● Dataset entries:

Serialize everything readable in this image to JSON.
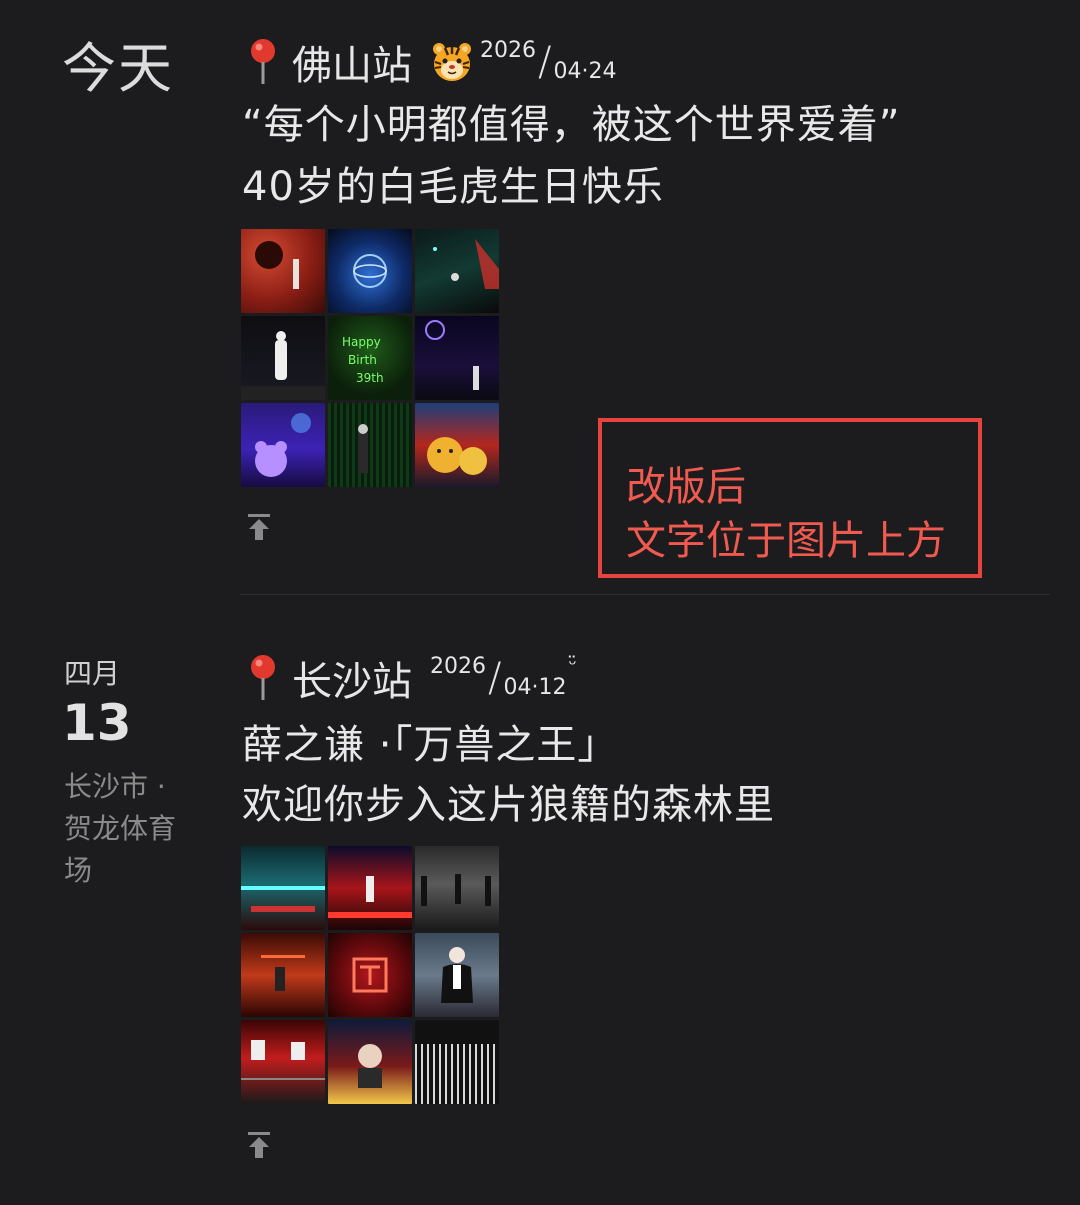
{
  "posts": [
    {
      "date_label": "今天",
      "location": "佛山站",
      "has_tiger": true,
      "year": "2026",
      "slash": "/",
      "month_day": "04·24",
      "line1": "“每个小明都值得，被这个世界爱着”",
      "line2": "40岁的白毛虎生日快乐",
      "photo_icons": [
        "stage-photo-icon",
        "globe-projection-photo-icon",
        "stage-lights-photo-icon",
        "singer-white-outfit-photo-icon",
        "green-laser-text-photo-icon",
        "purple-laser-stage-photo-icon",
        "purple-bear-balloon-photo-icon",
        "green-screen-stage-photo-icon",
        "tiger-mascot-photo-icon"
      ]
    },
    {
      "month": "四月",
      "day": "13",
      "place": "长沙市 · 贺龙体育场",
      "location": "长沙站",
      "year": "2026",
      "slash": "/",
      "month_day": "04·12",
      "smile": "ᵕ̈",
      "line1": "薛之谦 ·「万兽之王」",
      "line2": "欢迎你步入这片狼籍的森林里",
      "photo_icons": [
        "cyan-stage-photo-icon",
        "red-stage-photo-icon",
        "dark-stage-photo-icon",
        "red-band-photo-icon",
        "red-logo-screen-photo-icon",
        "singer-black-suit-photo-icon",
        "red-crowd-photo-icon",
        "performer-closeup-photo-icon",
        "white-light-crowd-photo-icon"
      ]
    }
  ],
  "annotation": {
    "line1": "改版后",
    "line2": "文字位于图片上方",
    "color": "#e8443f"
  },
  "colors": {
    "background": "#1c1c1e",
    "text": "#e6e6e6",
    "muted": "#8a8a8a"
  }
}
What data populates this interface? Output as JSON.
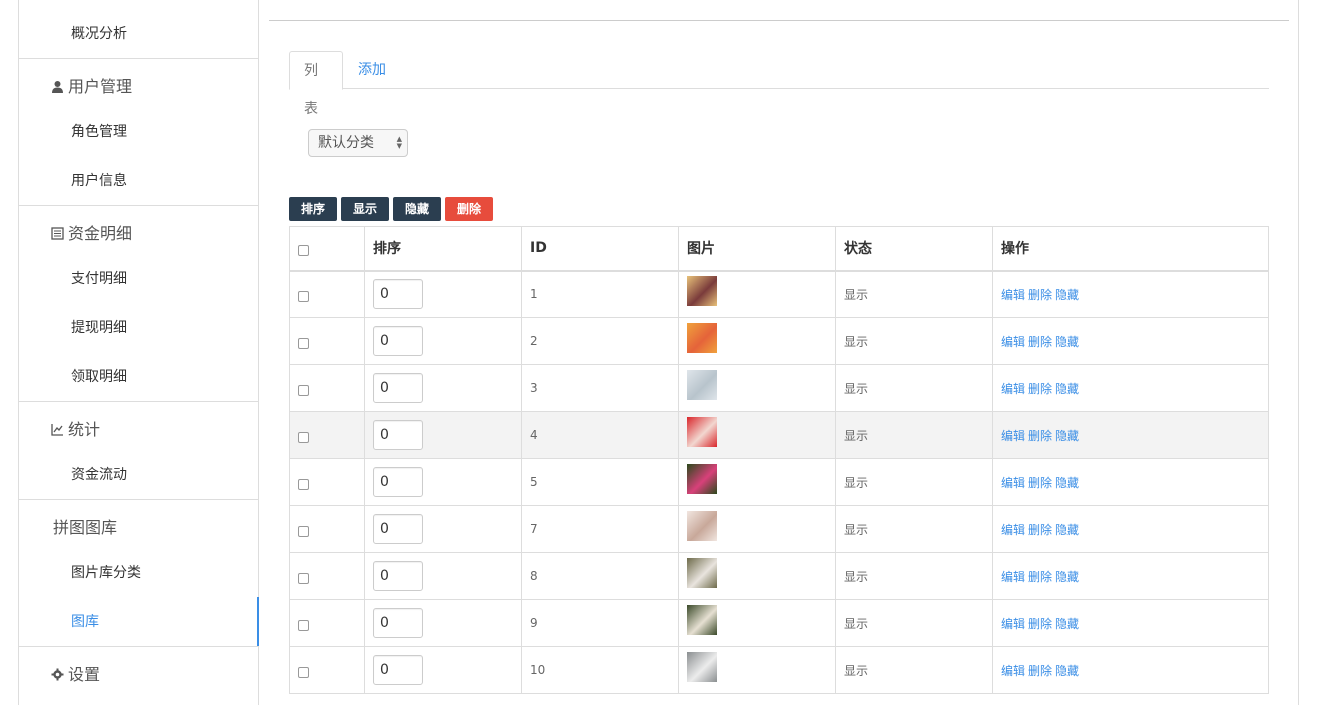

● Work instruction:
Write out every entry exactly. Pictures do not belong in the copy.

● Solution to the problem:
Serialize everything readable in this image to JSON.
{
  "posts": [
    {
      "date_label": "今天",
      "location": "佛山站",
      "has_tiger": true,
      "year": "2026",
      "slash": "/",
      "month_day": "04·24",
      "line1": "“每个小明都值得，被这个世界爱着”",
      "line2": "40岁的白毛虎生日快乐",
      "photo_icons": [
        "stage-photo-icon",
        "globe-projection-photo-icon",
        "stage-lights-photo-icon",
        "singer-white-outfit-photo-icon",
        "green-laser-text-photo-icon",
        "purple-laser-stage-photo-icon",
        "purple-bear-balloon-photo-icon",
        "green-screen-stage-photo-icon",
        "tiger-mascot-photo-icon"
      ]
    },
    {
      "month": "四月",
      "day": "13",
      "place": "长沙市 · 贺龙体育场",
      "location": "长沙站",
      "year": "2026",
      "slash": "/",
      "month_day": "04·12",
      "smile": "ᵕ̈",
      "line1": "薛之谦 ·「万兽之王」",
      "line2": "欢迎你步入这片狼籍的森林里",
      "photo_icons": [
        "cyan-stage-photo-icon",
        "red-stage-photo-icon",
        "dark-stage-photo-icon",
        "red-band-photo-icon",
        "red-logo-screen-photo-icon",
        "singer-black-suit-photo-icon",
        "red-crowd-photo-icon",
        "performer-closeup-photo-icon",
        "white-light-crowd-photo-icon"
      ]
    }
  ],
  "annotation": {
    "line1": "改版后",
    "line2": "文字位于图片上方",
    "color": "#e8443f"
  },
  "colors": {
    "background": "#1c1c1e",
    "text": "#e6e6e6",
    "muted": "#8a8a8a"
  }
}
What data populates this interface? Output as JSON.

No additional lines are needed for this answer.